TASK PROMPT:
Count the lines below that include the word "success", then give that number and no other words.
═══ RECORDS SHOWN ═══
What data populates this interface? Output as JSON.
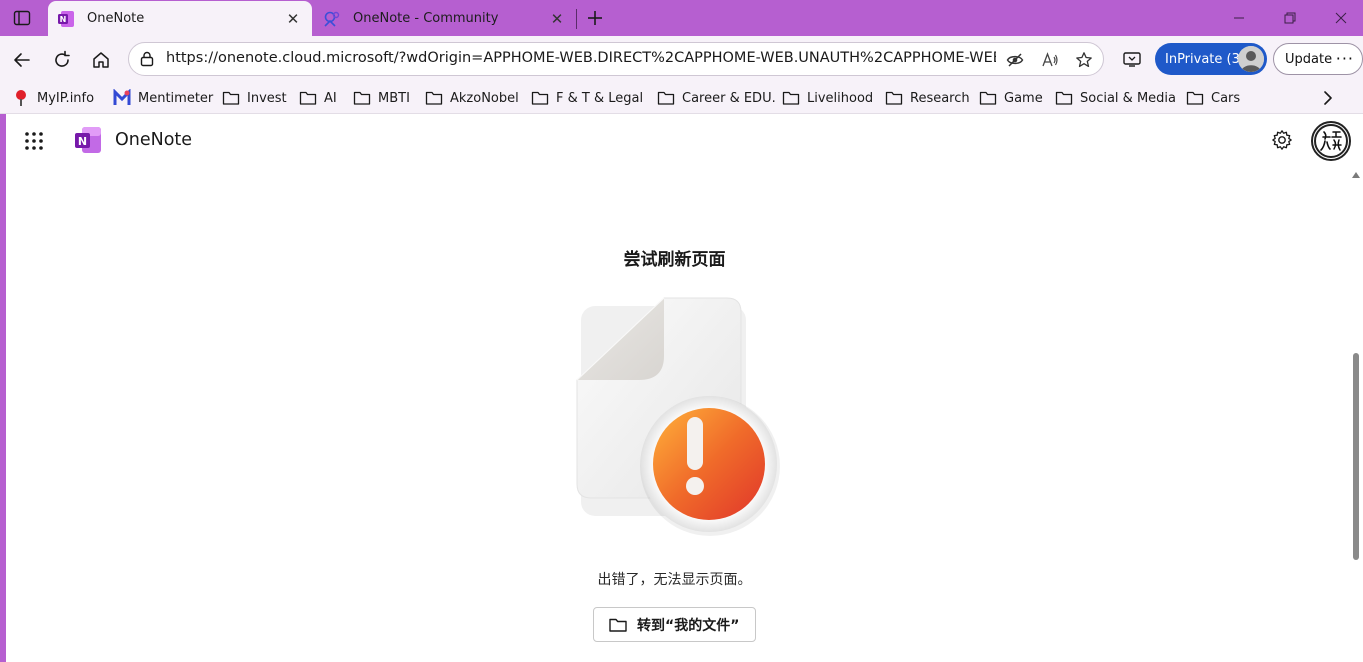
{
  "browser": {
    "tabs": [
      {
        "title": "OneNote",
        "active": true,
        "favicon": "onenote-icon"
      },
      {
        "title": "OneNote - Community",
        "active": false,
        "favicon": "community-icon"
      }
    ],
    "url": "https://onenote.cloud.microsoft/?wdOrigin=APPHOME-WEB.DIRECT%2CAPPHOME-WEB.UNAUTH%2CAPPHOME-WEB.S...",
    "inprivate_label": "InPrivate (3)",
    "update_label": "Update",
    "more_label": "···",
    "accent_color": "#b65fd0",
    "bookmarks": [
      {
        "label": "MyIP.info",
        "icon": "pin-icon"
      },
      {
        "label": "Mentimeter",
        "icon": "mentimeter-icon"
      },
      {
        "label": "Invest",
        "icon": "folder-icon"
      },
      {
        "label": "AI",
        "icon": "folder-icon"
      },
      {
        "label": "MBTI",
        "icon": "folder-icon"
      },
      {
        "label": "AkzoNobel",
        "icon": "folder-icon"
      },
      {
        "label": "F & T & Legal",
        "icon": "folder-icon"
      },
      {
        "label": "Career & EDU.",
        "icon": "folder-icon"
      },
      {
        "label": "Livelihood",
        "icon": "folder-icon"
      },
      {
        "label": "Research",
        "icon": "folder-icon"
      },
      {
        "label": "Game",
        "icon": "folder-icon"
      },
      {
        "label": "Social & Media",
        "icon": "folder-icon"
      },
      {
        "label": "Cars",
        "icon": "folder-icon"
      }
    ]
  },
  "app": {
    "name": "OneNote",
    "brand_color": "#7719aa"
  },
  "error": {
    "title": "尝试刷新页面",
    "message": "出错了，无法显示页面。",
    "button_label": "转到“我的文件”"
  }
}
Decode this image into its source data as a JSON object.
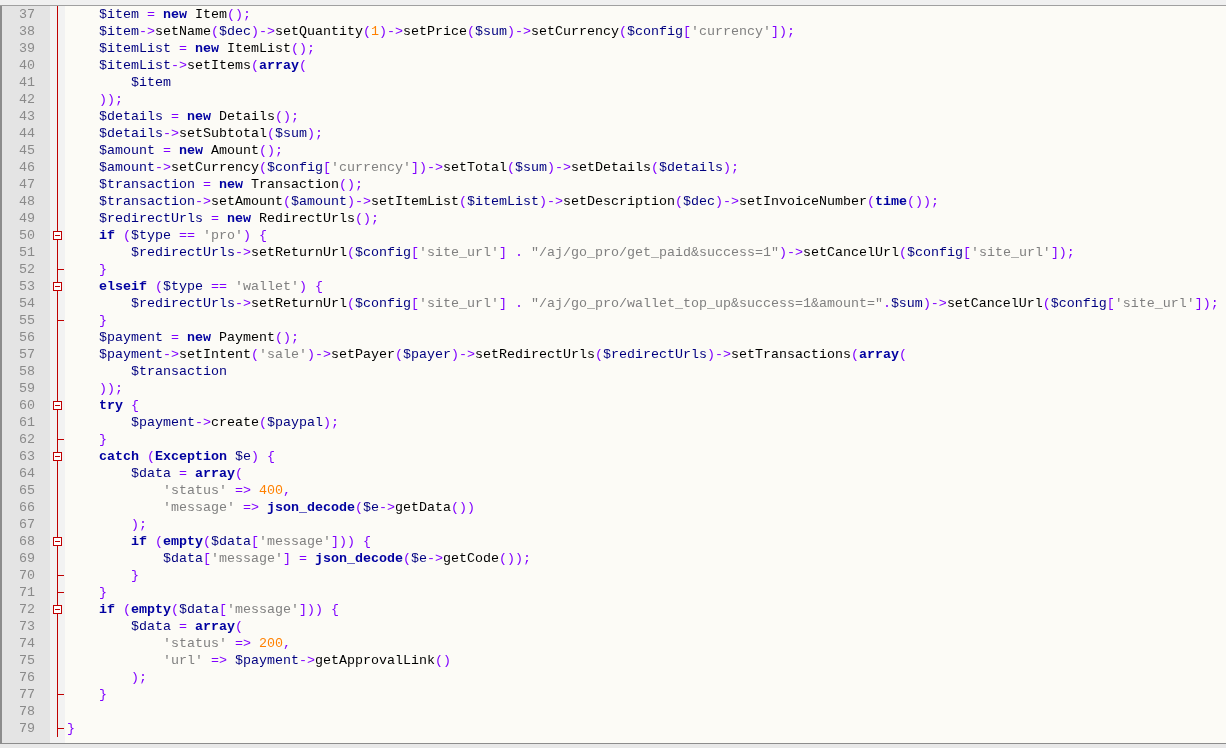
{
  "editor": {
    "lines": [
      {
        "kind": "continuation",
        "children": [
          {
            "number": "37",
            "kind": "plain",
            "tokens": [
              {
                "kind": "variable",
                "text": "$item"
              },
              {
                "kind": "operator",
                "text": " = "
              },
              {
                "kind": "keyword",
                "text": "new"
              },
              {
                "kind": "plain",
                "text": " Item"
              },
              {
                "kind": "operator",
                "text": "();"
              }
            ]
          },
          {
            "number": "38",
            "kind": "plain",
            "tokens": [
              {
                "kind": "variable",
                "text": "$item"
              },
              {
                "kind": "operator",
                "text": "->"
              },
              {
                "kind": "plain",
                "text": "setName"
              },
              {
                "kind": "operator",
                "text": "("
              },
              {
                "kind": "variable",
                "text": "$dec"
              },
              {
                "kind": "operator",
                "text": ")->"
              },
              {
                "kind": "plain",
                "text": "setQuantity"
              },
              {
                "kind": "operator",
                "text": "("
              },
              {
                "kind": "number",
                "text": "1"
              },
              {
                "kind": "operator",
                "text": ")->"
              },
              {
                "kind": "plain",
                "text": "setPrice"
              },
              {
                "kind": "operator",
                "text": "("
              },
              {
                "kind": "variable",
                "text": "$sum"
              },
              {
                "kind": "operator",
                "text": ")->"
              },
              {
                "kind": "plain",
                "text": "setCurrency"
              },
              {
                "kind": "operator",
                "text": "("
              },
              {
                "kind": "variable",
                "text": "$config"
              },
              {
                "kind": "operator",
                "text": "["
              },
              {
                "kind": "string",
                "text": "'currency'"
              },
              {
                "kind": "operator",
                "text": "]);"
              }
            ]
          },
          {
            "number": "39",
            "kind": "plain",
            "tokens": [
              {
                "kind": "variable",
                "text": "$itemList"
              },
              {
                "kind": "operator",
                "text": " = "
              },
              {
                "kind": "keyword",
                "text": "new"
              },
              {
                "kind": "plain",
                "text": " ItemList"
              },
              {
                "kind": "operator",
                "text": "();"
              }
            ]
          },
          {
            "number": "40",
            "kind": "plain",
            "tokens": [
              {
                "kind": "variable",
                "text": "$itemList"
              },
              {
                "kind": "operator",
                "text": "->"
              },
              {
                "kind": "plain",
                "text": "setItems"
              },
              {
                "kind": "operator",
                "text": "("
              },
              {
                "kind": "keyword",
                "text": "array"
              },
              {
                "kind": "operator",
                "text": "("
              }
            ],
            "children": [
              {
                "number": "41",
                "kind": "plain",
                "tokens": [
                  {
                    "kind": "variable",
                    "text": "$item"
                  }
                ]
              }
            ]
          },
          {
            "number": "42",
            "kind": "plain",
            "tokens": [
              {
                "kind": "operator",
                "text": "));"
              }
            ]
          },
          {
            "number": "43",
            "kind": "plain",
            "tokens": [
              {
                "kind": "variable",
                "text": "$details"
              },
              {
                "kind": "operator",
                "text": " = "
              },
              {
                "kind": "keyword",
                "text": "new"
              },
              {
                "kind": "plain",
                "text": " Details"
              },
              {
                "kind": "operator",
                "text": "();"
              }
            ]
          },
          {
            "number": "44",
            "kind": "plain",
            "tokens": [
              {
                "kind": "variable",
                "text": "$details"
              },
              {
                "kind": "operator",
                "text": "->"
              },
              {
                "kind": "plain",
                "text": "setSubtotal"
              },
              {
                "kind": "operator",
                "text": "("
              },
              {
                "kind": "variable",
                "text": "$sum"
              },
              {
                "kind": "operator",
                "text": ");"
              }
            ]
          },
          {
            "number": "45",
            "kind": "plain",
            "tokens": [
              {
                "kind": "variable",
                "text": "$amount"
              },
              {
                "kind": "operator",
                "text": " = "
              },
              {
                "kind": "keyword",
                "text": "new"
              },
              {
                "kind": "plain",
                "text": " Amount"
              },
              {
                "kind": "operator",
                "text": "();"
              }
            ]
          },
          {
            "number": "46",
            "kind": "plain",
            "tokens": [
              {
                "kind": "variable",
                "text": "$amount"
              },
              {
                "kind": "operator",
                "text": "->"
              },
              {
                "kind": "plain",
                "text": "setCurrency"
              },
              {
                "kind": "operator",
                "text": "("
              },
              {
                "kind": "variable",
                "text": "$config"
              },
              {
                "kind": "operator",
                "text": "["
              },
              {
                "kind": "string",
                "text": "'currency'"
              },
              {
                "kind": "operator",
                "text": "])->"
              },
              {
                "kind": "plain",
                "text": "setTotal"
              },
              {
                "kind": "operator",
                "text": "("
              },
              {
                "kind": "variable",
                "text": "$sum"
              },
              {
                "kind": "operator",
                "text": ")->"
              },
              {
                "kind": "plain",
                "text": "setDetails"
              },
              {
                "kind": "operator",
                "text": "("
              },
              {
                "kind": "variable",
                "text": "$details"
              },
              {
                "kind": "operator",
                "text": ");"
              }
            ]
          },
          {
            "number": "47",
            "kind": "plain",
            "tokens": [
              {
                "kind": "variable",
                "text": "$transaction"
              },
              {
                "kind": "operator",
                "text": " = "
              },
              {
                "kind": "keyword",
                "text": "new"
              },
              {
                "kind": "plain",
                "text": " Transaction"
              },
              {
                "kind": "operator",
                "text": "();"
              }
            ]
          },
          {
            "number": "48",
            "kind": "plain",
            "tokens": [
              {
                "kind": "variable",
                "text": "$transaction"
              },
              {
                "kind": "operator",
                "text": "->"
              },
              {
                "kind": "plain",
                "text": "setAmount"
              },
              {
                "kind": "operator",
                "text": "("
              },
              {
                "kind": "variable",
                "text": "$amount"
              },
              {
                "kind": "operator",
                "text": ")->"
              },
              {
                "kind": "plain",
                "text": "setItemList"
              },
              {
                "kind": "operator",
                "text": "("
              },
              {
                "kind": "variable",
                "text": "$itemList"
              },
              {
                "kind": "operator",
                "text": ")->"
              },
              {
                "kind": "plain",
                "text": "setDescription"
              },
              {
                "kind": "operator",
                "text": "("
              },
              {
                "kind": "variable",
                "text": "$dec"
              },
              {
                "kind": "operator",
                "text": ")->"
              },
              {
                "kind": "plain",
                "text": "setInvoiceNumber"
              },
              {
                "kind": "operator",
                "text": "("
              },
              {
                "kind": "keyword",
                "text": "time"
              },
              {
                "kind": "operator",
                "text": "());"
              }
            ]
          },
          {
            "number": "49",
            "kind": "plain",
            "tokens": [
              {
                "kind": "variable",
                "text": "$redirectUrls"
              },
              {
                "kind": "operator",
                "text": " = "
              },
              {
                "kind": "keyword",
                "text": "new"
              },
              {
                "kind": "plain",
                "text": " RedirectUrls"
              },
              {
                "kind": "operator",
                "text": "();"
              }
            ]
          },
          {
            "number": "50",
            "kind": "fold-start",
            "tokens": [
              {
                "kind": "keyword",
                "text": "if"
              },
              {
                "kind": "operator",
                "text": " ("
              },
              {
                "kind": "variable",
                "text": "$type"
              },
              {
                "kind": "operator",
                "text": " == "
              },
              {
                "kind": "string",
                "text": "'pro'"
              },
              {
                "kind": "operator",
                "text": ") {"
              }
            ],
            "children": [
              {
                "number": "51",
                "kind": "plain",
                "tokens": [
                  {
                    "kind": "variable",
                    "text": "$redirectUrls"
                  },
                  {
                    "kind": "operator",
                    "text": "->"
                  },
                  {
                    "kind": "plain",
                    "text": "setReturnUrl"
                  },
                  {
                    "kind": "operator",
                    "text": "("
                  },
                  {
                    "kind": "variable",
                    "text": "$config"
                  },
                  {
                    "kind": "operator",
                    "text": "["
                  },
                  {
                    "kind": "string",
                    "text": "'site_url'"
                  },
                  {
                    "kind": "operator",
                    "text": "] . "
                  },
                  {
                    "kind": "string",
                    "text": "\"/aj/go_pro/get_paid&success=1\""
                  },
                  {
                    "kind": "operator",
                    "text": ")->"
                  },
                  {
                    "kind": "plain",
                    "text": "setCancelUrl"
                  },
                  {
                    "kind": "operator",
                    "text": "("
                  },
                  {
                    "kind": "variable",
                    "text": "$config"
                  },
                  {
                    "kind": "operator",
                    "text": "["
                  },
                  {
                    "kind": "string",
                    "text": "'site_url'"
                  },
                  {
                    "kind": "operator",
                    "text": "]);"
                  }
                ]
              }
            ]
          },
          {
            "number": "52",
            "kind": "fold-end",
            "tokens": [
              {
                "kind": "operator",
                "text": "}"
              }
            ]
          },
          {
            "number": "53",
            "kind": "fold-start",
            "tokens": [
              {
                "kind": "keyword",
                "text": "elseif"
              },
              {
                "kind": "operator",
                "text": " ("
              },
              {
                "kind": "variable",
                "text": "$type"
              },
              {
                "kind": "operator",
                "text": " == "
              },
              {
                "kind": "string",
                "text": "'wallet'"
              },
              {
                "kind": "operator",
                "text": ") {"
              }
            ],
            "children": [
              {
                "number": "54",
                "kind": "plain",
                "tokens": [
                  {
                    "kind": "variable",
                    "text": "$redirectUrls"
                  },
                  {
                    "kind": "operator",
                    "text": "->"
                  },
                  {
                    "kind": "plain",
                    "text": "setReturnUrl"
                  },
                  {
                    "kind": "operator",
                    "text": "("
                  },
                  {
                    "kind": "variable",
                    "text": "$config"
                  },
                  {
                    "kind": "operator",
                    "text": "["
                  },
                  {
                    "kind": "string",
                    "text": "'site_url'"
                  },
                  {
                    "kind": "operator",
                    "text": "] . "
                  },
                  {
                    "kind": "string",
                    "text": "\"/aj/go_pro/wallet_top_up&success=1&amount=\""
                  },
                  {
                    "kind": "operator",
                    "text": "."
                  },
                  {
                    "kind": "variable",
                    "text": "$sum"
                  },
                  {
                    "kind": "operator",
                    "text": ")->"
                  },
                  {
                    "kind": "plain",
                    "text": "setCancelUrl"
                  },
                  {
                    "kind": "operator",
                    "text": "("
                  },
                  {
                    "kind": "variable",
                    "text": "$config"
                  },
                  {
                    "kind": "operator",
                    "text": "["
                  },
                  {
                    "kind": "string",
                    "text": "'site_url'"
                  },
                  {
                    "kind": "operator",
                    "text": "]);"
                  }
                ]
              }
            ]
          },
          {
            "number": "55",
            "kind": "fold-end",
            "tokens": [
              {
                "kind": "operator",
                "text": "}"
              }
            ]
          },
          {
            "number": "56",
            "kind": "plain",
            "tokens": [
              {
                "kind": "variable",
                "text": "$payment"
              },
              {
                "kind": "operator",
                "text": " = "
              },
              {
                "kind": "keyword",
                "text": "new"
              },
              {
                "kind": "plain",
                "text": " Payment"
              },
              {
                "kind": "operator",
                "text": "();"
              }
            ]
          },
          {
            "number": "57",
            "kind": "plain",
            "tokens": [
              {
                "kind": "variable",
                "text": "$payment"
              },
              {
                "kind": "operator",
                "text": "->"
              },
              {
                "kind": "plain",
                "text": "setIntent"
              },
              {
                "kind": "operator",
                "text": "("
              },
              {
                "kind": "string",
                "text": "'sale'"
              },
              {
                "kind": "operator",
                "text": ")->"
              },
              {
                "kind": "plain",
                "text": "setPayer"
              },
              {
                "kind": "operator",
                "text": "("
              },
              {
                "kind": "variable",
                "text": "$payer"
              },
              {
                "kind": "operator",
                "text": ")->"
              },
              {
                "kind": "plain",
                "text": "setRedirectUrls"
              },
              {
                "kind": "operator",
                "text": "("
              },
              {
                "kind": "variable",
                "text": "$redirectUrls"
              },
              {
                "kind": "operator",
                "text": ")->"
              },
              {
                "kind": "plain",
                "text": "setTransactions"
              },
              {
                "kind": "operator",
                "text": "("
              },
              {
                "kind": "keyword",
                "text": "array"
              },
              {
                "kind": "operator",
                "text": "("
              }
            ],
            "children": [
              {
                "number": "58",
                "kind": "plain",
                "tokens": [
                  {
                    "kind": "variable",
                    "text": "$transaction"
                  }
                ]
              }
            ]
          },
          {
            "number": "59",
            "kind": "plain",
            "tokens": [
              {
                "kind": "operator",
                "text": "));"
              }
            ]
          },
          {
            "number": "60",
            "kind": "fold-start",
            "tokens": [
              {
                "kind": "keyword",
                "text": "try"
              },
              {
                "kind": "operator",
                "text": " {"
              }
            ],
            "children": [
              {
                "number": "61",
                "kind": "plain",
                "tokens": [
                  {
                    "kind": "variable",
                    "text": "$payment"
                  },
                  {
                    "kind": "operator",
                    "text": "->"
                  },
                  {
                    "kind": "plain",
                    "text": "create"
                  },
                  {
                    "kind": "operator",
                    "text": "("
                  },
                  {
                    "kind": "variable",
                    "text": "$paypal"
                  },
                  {
                    "kind": "operator",
                    "text": ");"
                  }
                ]
              }
            ]
          },
          {
            "number": "62",
            "kind": "fold-end",
            "tokens": [
              {
                "kind": "operator",
                "text": "}"
              }
            ]
          },
          {
            "number": "63",
            "kind": "fold-start",
            "tokens": [
              {
                "kind": "keyword",
                "text": "catch"
              },
              {
                "kind": "operator",
                "text": " ("
              },
              {
                "kind": "keyword",
                "text": "Exception"
              },
              {
                "kind": "variable",
                "text": " $e"
              },
              {
                "kind": "operator",
                "text": ") {"
              }
            ],
            "children": [
              {
                "number": "64",
                "kind": "plain",
                "tokens": [
                  {
                    "kind": "variable",
                    "text": "$data"
                  },
                  {
                    "kind": "operator",
                    "text": " = "
                  },
                  {
                    "kind": "keyword",
                    "text": "array"
                  },
                  {
                    "kind": "operator",
                    "text": "("
                  }
                ],
                "children": [
                  {
                    "number": "65",
                    "kind": "plain",
                    "tokens": [
                      {
                        "kind": "string",
                        "text": "'status'"
                      },
                      {
                        "kind": "operator",
                        "text": " => "
                      },
                      {
                        "kind": "number",
                        "text": "400"
                      },
                      {
                        "kind": "operator",
                        "text": ","
                      }
                    ]
                  },
                  {
                    "number": "66",
                    "kind": "plain",
                    "tokens": [
                      {
                        "kind": "string",
                        "text": "'message'"
                      },
                      {
                        "kind": "operator",
                        "text": " => "
                      },
                      {
                        "kind": "keyword",
                        "text": "json_decode"
                      },
                      {
                        "kind": "operator",
                        "text": "("
                      },
                      {
                        "kind": "variable",
                        "text": "$e"
                      },
                      {
                        "kind": "operator",
                        "text": "->"
                      },
                      {
                        "kind": "plain",
                        "text": "getData"
                      },
                      {
                        "kind": "operator",
                        "text": "())"
                      }
                    ]
                  }
                ]
              },
              {
                "number": "67",
                "kind": "plain",
                "tokens": [
                  {
                    "kind": "operator",
                    "text": ");"
                  }
                ]
              },
              {
                "number": "68",
                "kind": "fold-start",
                "tokens": [
                  {
                    "kind": "keyword",
                    "text": "if"
                  },
                  {
                    "kind": "operator",
                    "text": " ("
                  },
                  {
                    "kind": "keyword",
                    "text": "empty"
                  },
                  {
                    "kind": "operator",
                    "text": "("
                  },
                  {
                    "kind": "variable",
                    "text": "$data"
                  },
                  {
                    "kind": "operator",
                    "text": "["
                  },
                  {
                    "kind": "string",
                    "text": "'message'"
                  },
                  {
                    "kind": "operator",
                    "text": "])) {"
                  }
                ],
                "children": [
                  {
                    "number": "69",
                    "kind": "plain",
                    "tokens": [
                      {
                        "kind": "variable",
                        "text": "$data"
                      },
                      {
                        "kind": "operator",
                        "text": "["
                      },
                      {
                        "kind": "string",
                        "text": "'message'"
                      },
                      {
                        "kind": "operator",
                        "text": "] = "
                      },
                      {
                        "kind": "keyword",
                        "text": "json_decode"
                      },
                      {
                        "kind": "operator",
                        "text": "("
                      },
                      {
                        "kind": "variable",
                        "text": "$e"
                      },
                      {
                        "kind": "operator",
                        "text": "->"
                      },
                      {
                        "kind": "plain",
                        "text": "getCode"
                      },
                      {
                        "kind": "operator",
                        "text": "());"
                      }
                    ]
                  }
                ]
              },
              {
                "number": "70",
                "kind": "fold-end",
                "tokens": [
                  {
                    "kind": "operator",
                    "text": "}"
                  }
                ]
              }
            ]
          },
          {
            "number": "71",
            "kind": "fold-end",
            "tokens": [
              {
                "kind": "operator",
                "text": "}"
              }
            ]
          },
          {
            "number": "72",
            "kind": "fold-start",
            "tokens": [
              {
                "kind": "keyword",
                "text": "if"
              },
              {
                "kind": "operator",
                "text": " ("
              },
              {
                "kind": "keyword",
                "text": "empty"
              },
              {
                "kind": "operator",
                "text": "("
              },
              {
                "kind": "variable",
                "text": "$data"
              },
              {
                "kind": "operator",
                "text": "["
              },
              {
                "kind": "string",
                "text": "'message'"
              },
              {
                "kind": "operator",
                "text": "])) {"
              }
            ],
            "children": [
              {
                "number": "73",
                "kind": "plain",
                "tokens": [
                  {
                    "kind": "variable",
                    "text": "$data"
                  },
                  {
                    "kind": "operator",
                    "text": " = "
                  },
                  {
                    "kind": "keyword",
                    "text": "array"
                  },
                  {
                    "kind": "operator",
                    "text": "("
                  }
                ],
                "children": [
                  {
                    "number": "74",
                    "kind": "plain",
                    "tokens": [
                      {
                        "kind": "string",
                        "text": "'status'"
                      },
                      {
                        "kind": "operator",
                        "text": " => "
                      },
                      {
                        "kind": "number",
                        "text": "200"
                      },
                      {
                        "kind": "operator",
                        "text": ","
                      }
                    ]
                  },
                  {
                    "number": "75",
                    "kind": "plain",
                    "tokens": [
                      {
                        "kind": "string",
                        "text": "'url'"
                      },
                      {
                        "kind": "operator",
                        "text": " => "
                      },
                      {
                        "kind": "variable",
                        "text": "$payment"
                      },
                      {
                        "kind": "operator",
                        "text": "->"
                      },
                      {
                        "kind": "plain",
                        "text": "getApprovalLink"
                      },
                      {
                        "kind": "operator",
                        "text": "()"
                      }
                    ]
                  }
                ]
              },
              {
                "number": "76",
                "kind": "plain",
                "tokens": [
                  {
                    "kind": "operator",
                    "text": ");"
                  }
                ]
              }
            ]
          },
          {
            "number": "77",
            "kind": "fold-end",
            "tokens": [
              {
                "kind": "operator",
                "text": "}"
              }
            ]
          },
          {
            "number": "78",
            "kind": "plain"
          }
        ]
      },
      {
        "number": "79",
        "kind": "fold-end",
        "tokens": [
          {
            "kind": "operator",
            "text": "}"
          }
        ]
      }
    ]
  }
}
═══
RESPONSE TO THIS TASK:
2